Scan the records for lines with the word "rango", and copy every such line.

*** The data ***

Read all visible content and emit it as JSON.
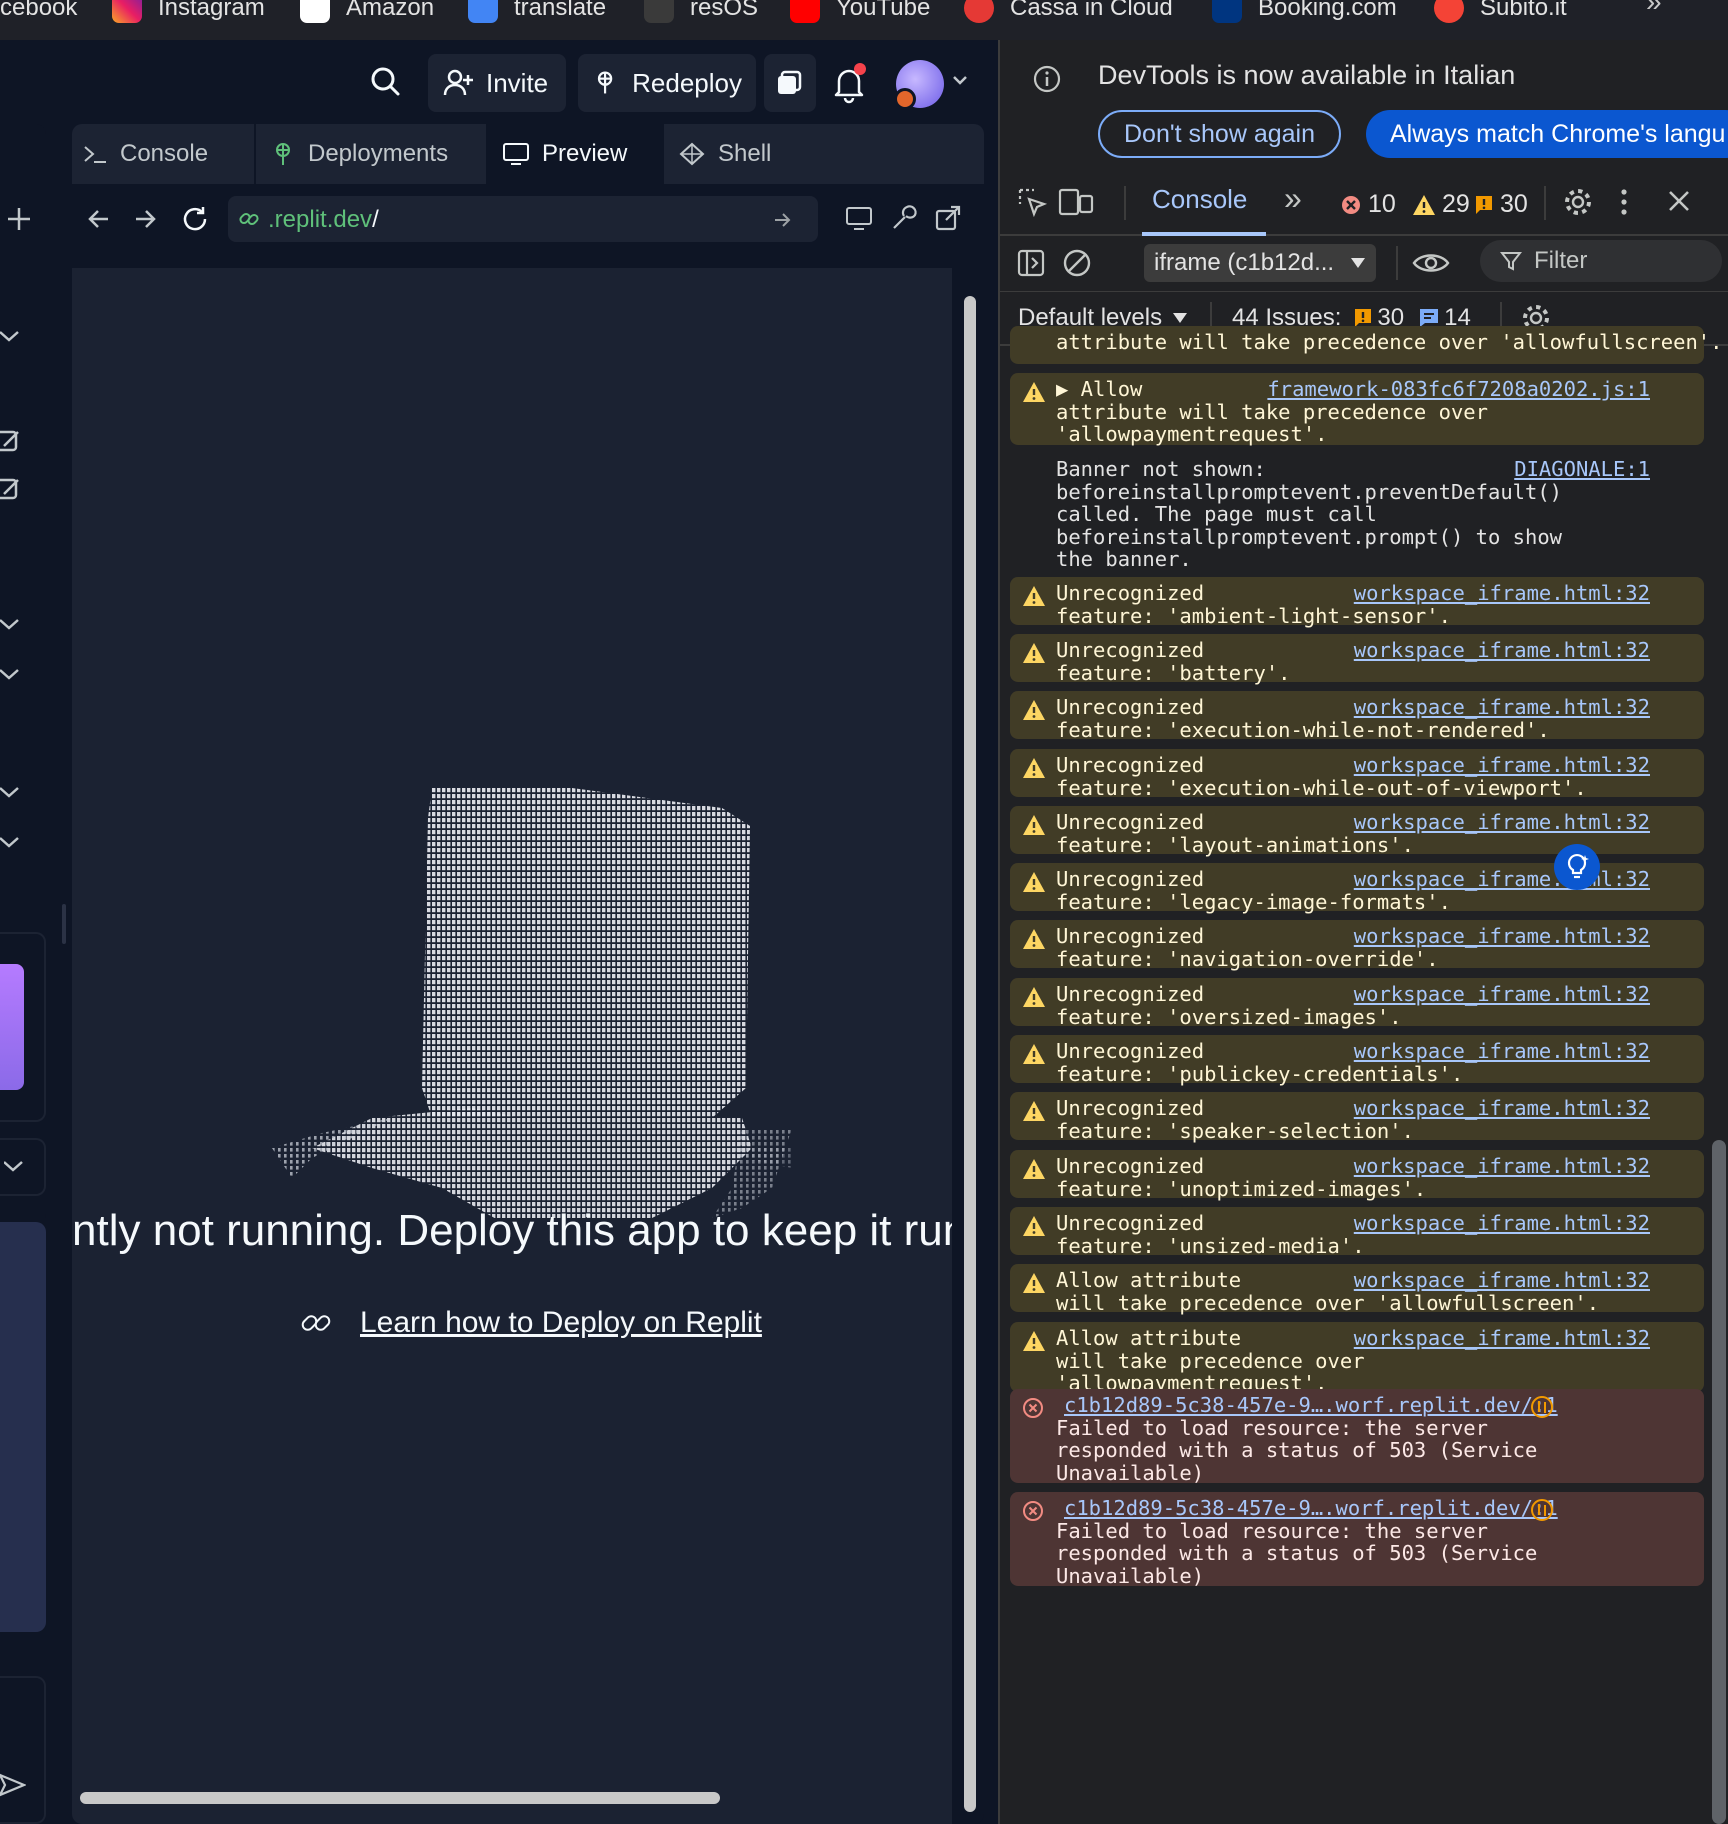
{
  "bookmarks": {
    "items": [
      "cebook",
      "Instagram",
      "Amazon",
      "translate",
      "resOS",
      "YouTube",
      "Cassa in Cloud",
      "Booking.com",
      "Subito.it"
    ],
    "more": "»"
  },
  "replit": {
    "topbar": {
      "invite_label": "Invite",
      "redeploy_label": "Redeploy"
    },
    "tabs": [
      "Console",
      "Deployments",
      "Preview",
      "Shell"
    ],
    "active_tab": "Preview",
    "url": {
      "host": ".replit.dev",
      "path": "/"
    },
    "preview": {
      "message": "ntly not running. Deploy this app to keep it run",
      "learn_link": "Learn how to Deploy on Replit"
    }
  },
  "devtools": {
    "info_text": "DevTools is now available in Italian",
    "dont_show_label": "Don't show again",
    "always_match_label": "Always match Chrome's langu",
    "console_tab": "Console",
    "more_tabs": "»",
    "counts": {
      "errors": "10",
      "warnings": "29",
      "issues": "30"
    },
    "context": "iframe (c1b12d...",
    "filter_placeholder": "Filter",
    "levels_label": "Default levels",
    "issues_label": "44 Issues:",
    "issues_warn": "30",
    "issues_info": "14",
    "entries": [
      {
        "type": "warn",
        "source": "",
        "text": "attribute will take precedence over 'allowfullscreen'."
      },
      {
        "type": "warn",
        "source": "framework-083fc6f7208a0202.js:1",
        "text": "▶ Allow      \nattribute will take precedence over\n'allowpaymentrequest'."
      },
      {
        "type": "plain",
        "source": "DIAGONALE:1",
        "text": "Banner not shown:\nbeforeinstallpromptevent.preventDefault()\ncalled. The page must call\nbeforeinstallpromptevent.prompt() to show\nthe banner."
      },
      {
        "type": "warn",
        "source": "workspace_iframe.html:32",
        "text": "Unrecognized\nfeature: 'ambient-light-sensor'."
      },
      {
        "type": "warn",
        "source": "workspace_iframe.html:32",
        "text": "Unrecognized\nfeature: 'battery'."
      },
      {
        "type": "warn",
        "source": "workspace_iframe.html:32",
        "text": "Unrecognized\nfeature: 'execution-while-not-rendered'."
      },
      {
        "type": "warn",
        "source": "workspace_iframe.html:32",
        "text": "Unrecognized\nfeature: 'execution-while-out-of-viewport'."
      },
      {
        "type": "warn",
        "source": "workspace_iframe.html:32",
        "text": "Unrecognized\nfeature: 'layout-animations'."
      },
      {
        "type": "warn",
        "source": "workspace_iframe.html:32",
        "text": "Unrecognized\nfeature: 'legacy-image-formats'."
      },
      {
        "type": "warn",
        "source": "workspace_iframe.html:32",
        "text": "Unrecognized\nfeature: 'navigation-override'."
      },
      {
        "type": "warn",
        "source": "workspace_iframe.html:32",
        "text": "Unrecognized\nfeature: 'oversized-images'."
      },
      {
        "type": "warn",
        "source": "workspace_iframe.html:32",
        "text": "Unrecognized\nfeature: 'publickey-credentials'."
      },
      {
        "type": "warn",
        "source": "workspace_iframe.html:32",
        "text": "Unrecognized\nfeature: 'speaker-selection'."
      },
      {
        "type": "warn",
        "source": "workspace_iframe.html:32",
        "text": "Unrecognized\nfeature: 'unoptimized-images'."
      },
      {
        "type": "warn",
        "source": "workspace_iframe.html:32",
        "text": "Unrecognized\nfeature: 'unsized-media'."
      },
      {
        "type": "warn",
        "source": "workspace_iframe.html:32",
        "text": "Allow attribute\nwill take precedence over 'allowfullscreen'."
      },
      {
        "type": "warn",
        "source": "workspace_iframe.html:32",
        "text": "Allow attribute\nwill take precedence over\n'allowpaymentrequest'."
      },
      {
        "type": "err",
        "source": "c1b12d89-5c38-457e-9….worf.replit.dev/:1",
        "text": "\nFailed to load resource: the server\nresponded with a status of 503 (Service\nUnavailable)"
      },
      {
        "type": "err",
        "source": "c1b12d89-5c38-457e-9….worf.replit.dev/:1",
        "text": "\nFailed to load resource: the server\nresponded with a status of 503 (Service\nUnavailable)"
      }
    ]
  },
  "colors": {
    "replit_bg": "#0e1525",
    "devtools_bg": "#202124",
    "warn_bg": "#413c26",
    "error_bg": "#4e3534",
    "link": "#a8c7fa"
  }
}
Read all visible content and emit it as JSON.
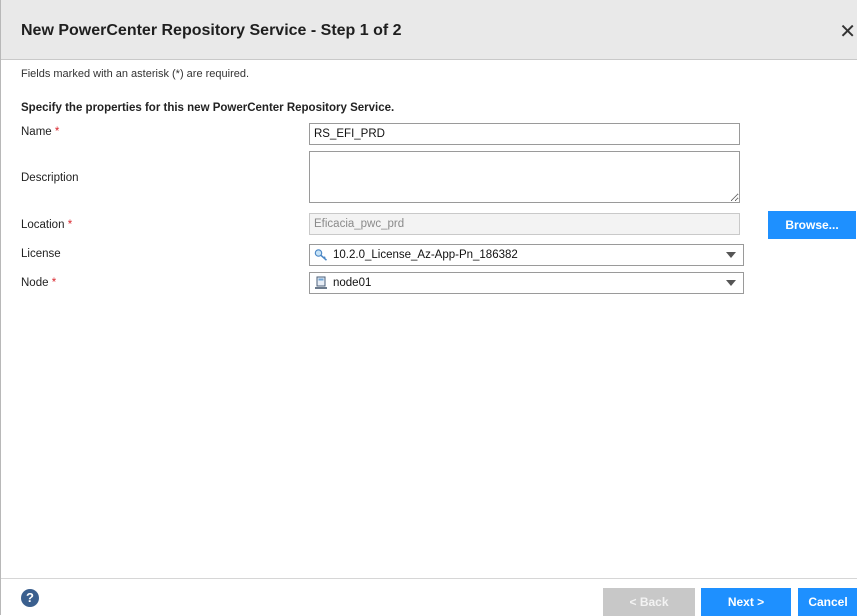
{
  "dialog": {
    "title": "New PowerCenter Repository Service - Step 1 of 2",
    "close_glyph": "✕",
    "required_note": "Fields marked with an asterisk (*) are required.",
    "intro": "Specify the properties for this new PowerCenter Repository Service."
  },
  "form": {
    "name": {
      "label": "Name",
      "required_mark": "*",
      "value": "RS_EFI_PRD"
    },
    "description": {
      "label": "Description",
      "value": ""
    },
    "location": {
      "label": "Location",
      "required_mark": "*",
      "value": "Eficacia_pwc_prd"
    },
    "license": {
      "label": "License",
      "value": "10.2.0_License_Az-App-Pn_186382",
      "icon": "key-icon"
    },
    "node": {
      "label": "Node",
      "required_mark": "*",
      "value": "node01",
      "icon": "node-computer-icon"
    }
  },
  "buttons": {
    "browse": "Browse...",
    "back": "< Back",
    "next": "Next >",
    "cancel": "Cancel"
  },
  "help": {
    "glyph": "?"
  },
  "colors": {
    "accent": "#1e90ff",
    "required": "#d9272e",
    "disabled": "#c8c8c8",
    "titlebar": "#e9e9e9"
  }
}
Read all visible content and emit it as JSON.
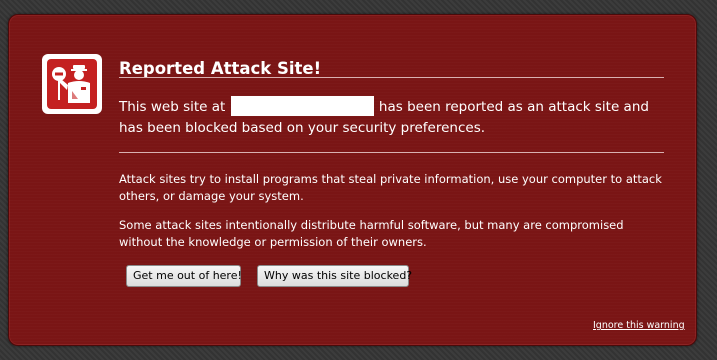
{
  "panel": {
    "title": "Reported Attack Site!",
    "icon": "police-officer-stop-icon",
    "main_before": "This web site at",
    "main_after": "has been reported as an attack site and has been blocked based on your security preferences.",
    "paragraph_1": "Attack sites try to install programs that steal private information, use your computer to attack others, or damage your system.",
    "paragraph_2": "Some attack sites intentionally distribute harmful software, but many are compromised without the knowledge or permission of their owners."
  },
  "buttons": {
    "get_out_label": "Get me out of here!",
    "why_label": "Why was this site blocked?"
  },
  "links": {
    "ignore_label": "Ignore this warning"
  },
  "colors": {
    "panel_background": "#7a1515",
    "text": "#ffffff",
    "icon_red": "#c42121"
  }
}
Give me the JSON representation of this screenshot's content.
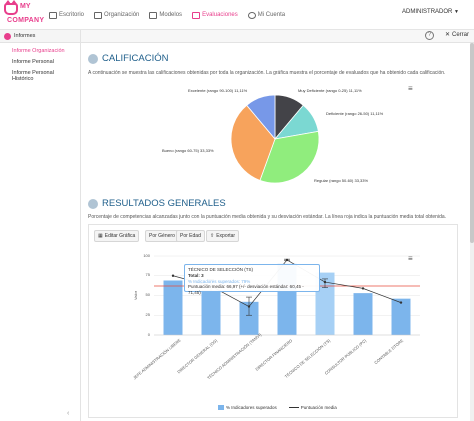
{
  "app": {
    "logo_line1": "MY",
    "logo_line2": "COMPANY"
  },
  "nav": {
    "items": [
      {
        "label": "Escritorio",
        "icon": "desktop-icon"
      },
      {
        "label": "Organización",
        "icon": "org-chart-icon"
      },
      {
        "label": "Modelos",
        "icon": "models-icon"
      },
      {
        "label": "Evaluaciones",
        "icon": "chart-icon",
        "active": true
      },
      {
        "label": "Mi Cuenta",
        "icon": "gear-icon"
      }
    ],
    "user": "ADMINISTRADOR"
  },
  "sidebar": {
    "header": "Informes",
    "items": [
      {
        "label": "Informe Organización",
        "active": true
      },
      {
        "label": "Informe Personal"
      },
      {
        "label": "Informe Personal Histórico"
      }
    ],
    "collapse": "‹"
  },
  "crumbbar": {
    "help": "?",
    "close_label": "Cerrar"
  },
  "calificacion": {
    "title": "CALIFICACIÓN",
    "description": "A continuación se muestra las calificaciones obtenidas por toda la organización. La gráfica muestra el porcentaje de evaluados que ha obtenido cada calificación.",
    "menu": "≡"
  },
  "resultados": {
    "title": "RESULTADOS GENERALES",
    "description": "Porcentaje de competencias alcanzadas junto con la puntuación media obtenida y su desviación estándar. La línea roja indica la puntuación media total obtenida.",
    "buttons": {
      "edit": "Editar Gráfica",
      "by_gender": "Por Género",
      "by_age": "Por Edad",
      "export": "Exportar"
    },
    "menu": "≡"
  },
  "tooltip": {
    "title": "TÉCNICO DE SELECCIÓN (TS)",
    "total": "Total: 3",
    "line2": "% Indicadores superados: 79%",
    "line3": "Puntuación media: 66,97 (+/- desviación estándar: 60,45 - 71,45)"
  },
  "colors": {
    "accent": "#e83e8c",
    "title_blue": "#1f5f8b",
    "bar_blue": "#7cb5ec",
    "slice_excelente": "#7798e8",
    "slice_muy_deficiente": "#434348",
    "slice_deficiente": "#90ed7d",
    "slice_regular": "#90ed7d",
    "slice_bueno": "#f7a35c",
    "red_line": "#e74c3c"
  },
  "chart_data": [
    {
      "type": "pie",
      "slices": [
        {
          "label": "Muy Deficiente (rango 0-25)",
          "value": 11.11,
          "display": "11,11%",
          "color": "#434348"
        },
        {
          "label": "Deficiente (rango 26-50)",
          "value": 11.11,
          "display": "11,11%",
          "color": "#90ed7d"
        },
        {
          "label": "Regular (rango 50-60)",
          "value": 33.33,
          "display": "33,33%",
          "color": "#90ed7d"
        },
        {
          "label": "Bueno (rango 60-75)",
          "value": 33.33,
          "display": "33,33%",
          "color": "#f7a35c"
        },
        {
          "label": "Excelente (rango 90-100)",
          "value": 11.11,
          "display": "11,11%",
          "color": "#7798e8"
        }
      ]
    },
    {
      "type": "bar",
      "categories": [
        "JEFE ADMINISTRACIÓN LIBERE",
        "DIRECTOR GENERAL (DG)",
        "TÉCNICO ADMINISTRACIÓN (TAMVI)",
        "DIRECTOR FINANCIERO",
        "TÉCNICO DE SELECCIÓN (TS)",
        "CONSULTOR PÚBLICO (PC)",
        "CONTABLE DTORE"
      ],
      "series": [
        {
          "name": "% Indicadores superados",
          "type": "bar",
          "values": [
            69,
            57,
            42,
            90,
            79,
            53,
            46
          ]
        },
        {
          "name": "Puntuación media",
          "type": "line",
          "values": [
            75,
            62,
            36,
            95,
            67,
            59,
            41
          ],
          "error_low": [
            75,
            55,
            25,
            94,
            60,
            59,
            41
          ],
          "error_high": [
            75,
            70,
            48,
            96,
            71,
            59,
            41
          ]
        }
      ],
      "reference_line": 62,
      "ylim": [
        0,
        100
      ],
      "yticks": [
        "0",
        "25",
        "50",
        "75",
        "100"
      ],
      "ylabel": "Valor"
    }
  ]
}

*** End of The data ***

Answer to this task ▸
          "label": "Muy Deficiente (rango 0-25)",
          "label": "Deficiente (rango 26-50)",
          "label": "Regular (rango 50-60)",
          "label": "Bueno (rango 60-75)",
          "label": "Excelente (rango 90-100)",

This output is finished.